I was recently asked by another pastor how he should feel about all of the sheep swapping going around in his city.
In the Bible, those in Christ are often referred to as “sheep,” and pastors as “shepherds.” From this, there have come all kinds of catchphrases in regard to church life, most notably “sheep swapping,” which is when people move from one local church to another.
Or probably more to the point, “sheep shopping.”
So, is that ever a good thing?
Always a bad thing?
Something in between?
Five good reasons to shop around:
1. Teaching veers away from historic orthodoxy.
2. Leadership consistently lacks integrity.
3. Community is infected with habitual disunity.
4. Mission has no focus or clarity.
5. Finances lack necessary accountability.
These are good for one reason: they are substantive issues.
Five bad reasons to shop around:
1. You don’t like long check-in lines and parking/exit hassles.
2. You don’t like capital campaigns for buildings.
3. You don’t like the influx of new faces and new staff.
4. You don’t like finding your favorite seat taken.
5. You don’t like having limited personal access to the pastor.
These are bad for one reason: they are all about not liking growth.
Five really bad reasons to shop around:
1. You want to gravitate to the “next, next” thing out of spiritual insecurity. And then the “next, next” thing after that…and after that….
2. You are fleeing the community after being exposed and admonished for serious, unrepentant sin.
3. You voted on a non-doctrinal, non-substantive matter and it didn’t go your way.
4. Your toes were stepped on in regard to a lifestyle or obedience matter that, in truth, the Bible is clear on.
5. You got “offended” by someone, but never practiced Matthew 18:15 to try and resolve the offense.
These are “really bad” for one reason: they are rooted in sin, or at least immaturity.
Five “gray” reasons to shop around:
1. Your new address makes it too far to drive.
2. Your teenager wants to go somewhere else.
3. Your age group or “stage of life” group is under-represented.
4. Your philosophy of ministry is different, or has changed.
5. Your passion in ministry isn’t offered or enabled.
These are gray for one reason: sometimes they are legit, sometimes they are not. Sometimes they should be “catered” to, sometimes they should not. In truth, most of the time “not.”
Five reasons used most often for shopping around:
1. I’m not being “fed.”
2. I’m not being “fed.”
3. I’m not being “fed.”
4. I’m not being “fed.”
5. I’m not being “fed.”
So is being “fed” good, bad or gray?
In most cases, it’s bad. The apostle Paul talks about those who still want to be “fed” as akin to a middle-age man sucking on a baby bottle. Most of us already know more at this moment than we will ever act on. We don’t need to be fed more – we need to live more. And if anything, feed others.

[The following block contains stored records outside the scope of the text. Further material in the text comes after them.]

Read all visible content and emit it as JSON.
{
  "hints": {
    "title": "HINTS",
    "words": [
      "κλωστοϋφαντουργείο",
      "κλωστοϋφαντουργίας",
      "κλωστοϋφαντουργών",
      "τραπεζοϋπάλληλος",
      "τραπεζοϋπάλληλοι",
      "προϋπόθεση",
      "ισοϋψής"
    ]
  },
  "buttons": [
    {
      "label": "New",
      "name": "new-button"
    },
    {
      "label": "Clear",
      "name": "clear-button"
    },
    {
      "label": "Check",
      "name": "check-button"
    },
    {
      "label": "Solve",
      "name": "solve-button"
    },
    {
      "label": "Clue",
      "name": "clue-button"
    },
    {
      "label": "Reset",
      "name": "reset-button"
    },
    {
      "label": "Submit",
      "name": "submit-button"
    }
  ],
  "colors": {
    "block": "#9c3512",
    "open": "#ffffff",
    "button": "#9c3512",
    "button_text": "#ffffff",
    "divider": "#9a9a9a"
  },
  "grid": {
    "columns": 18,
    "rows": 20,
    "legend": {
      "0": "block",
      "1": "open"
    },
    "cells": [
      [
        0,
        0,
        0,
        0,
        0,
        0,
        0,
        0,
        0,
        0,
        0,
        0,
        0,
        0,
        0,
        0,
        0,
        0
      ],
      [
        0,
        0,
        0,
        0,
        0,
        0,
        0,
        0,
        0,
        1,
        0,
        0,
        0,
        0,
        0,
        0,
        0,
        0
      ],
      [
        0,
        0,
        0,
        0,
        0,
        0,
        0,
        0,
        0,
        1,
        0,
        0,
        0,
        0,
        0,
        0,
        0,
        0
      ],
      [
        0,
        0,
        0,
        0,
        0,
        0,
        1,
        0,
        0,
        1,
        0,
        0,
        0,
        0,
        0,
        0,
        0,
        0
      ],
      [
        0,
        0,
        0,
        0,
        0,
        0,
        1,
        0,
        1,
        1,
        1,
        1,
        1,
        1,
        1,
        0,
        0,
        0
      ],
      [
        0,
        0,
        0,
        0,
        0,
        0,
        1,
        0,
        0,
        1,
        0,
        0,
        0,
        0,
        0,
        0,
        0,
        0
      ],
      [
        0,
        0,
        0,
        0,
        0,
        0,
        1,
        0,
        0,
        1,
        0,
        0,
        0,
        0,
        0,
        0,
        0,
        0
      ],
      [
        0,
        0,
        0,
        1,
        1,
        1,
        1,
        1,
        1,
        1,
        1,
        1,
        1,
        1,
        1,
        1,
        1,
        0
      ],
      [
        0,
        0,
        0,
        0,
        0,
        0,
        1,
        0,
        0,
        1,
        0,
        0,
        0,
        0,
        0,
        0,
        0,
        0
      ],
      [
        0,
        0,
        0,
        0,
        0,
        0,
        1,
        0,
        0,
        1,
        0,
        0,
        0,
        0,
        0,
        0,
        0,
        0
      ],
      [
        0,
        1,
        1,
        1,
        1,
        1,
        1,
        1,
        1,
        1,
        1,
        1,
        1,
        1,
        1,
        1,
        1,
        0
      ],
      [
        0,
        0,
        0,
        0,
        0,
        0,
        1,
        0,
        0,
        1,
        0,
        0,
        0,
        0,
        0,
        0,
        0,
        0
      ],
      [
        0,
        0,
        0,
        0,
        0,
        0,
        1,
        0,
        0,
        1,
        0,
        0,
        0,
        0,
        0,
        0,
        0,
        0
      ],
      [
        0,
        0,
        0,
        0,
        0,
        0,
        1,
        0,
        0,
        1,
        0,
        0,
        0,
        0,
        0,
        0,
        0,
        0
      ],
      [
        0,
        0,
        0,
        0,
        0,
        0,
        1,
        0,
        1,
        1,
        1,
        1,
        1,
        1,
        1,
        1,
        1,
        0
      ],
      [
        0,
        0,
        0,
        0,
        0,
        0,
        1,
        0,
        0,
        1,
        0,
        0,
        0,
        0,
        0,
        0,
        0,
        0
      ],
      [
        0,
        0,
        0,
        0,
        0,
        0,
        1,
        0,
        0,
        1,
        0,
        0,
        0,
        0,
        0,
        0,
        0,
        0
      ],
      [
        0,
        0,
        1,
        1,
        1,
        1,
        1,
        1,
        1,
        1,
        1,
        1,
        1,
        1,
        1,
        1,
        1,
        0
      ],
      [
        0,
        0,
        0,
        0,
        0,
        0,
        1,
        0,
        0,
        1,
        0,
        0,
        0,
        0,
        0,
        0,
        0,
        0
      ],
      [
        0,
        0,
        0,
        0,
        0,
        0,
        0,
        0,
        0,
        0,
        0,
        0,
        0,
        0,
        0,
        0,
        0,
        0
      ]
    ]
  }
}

Being “fed” is often a euphemism for any and all disagreements that desire a spiritual smokescreen for departure. The irony is that I have dialogued with many of the leading teachers of our day – those who write books, have radio programs, have hundreds of thousands of podcasts downloaded (the teachers of the teachers) – and even with their qualifications the #1 reason people give for leaving their church is “I’m not being fed.”
The bottom line is that continually shopping around as a sheep, as a rule, is not best. What is best is to find a church home, be loyal and committed to it, and to work to make it all that it isn’t with a servant’s heart.
There will always be more
…better stage-of-life churches
But there will only be one that is your church.
Like a marriage that goes the marathon, there is a depth and sweetness to staying in a community year after year, decade after decade.
Knowing the stories, the people, the milestones.
There are people at Meck who have been with us since the earliest of days. Some since the very first year. Some since the very first service.
To a person, they would tell you that it is among their most precious investments and realities.
Why? It’s their church.
The one that God called them to.
That’s not something you shop for and buy.
It’s something you make.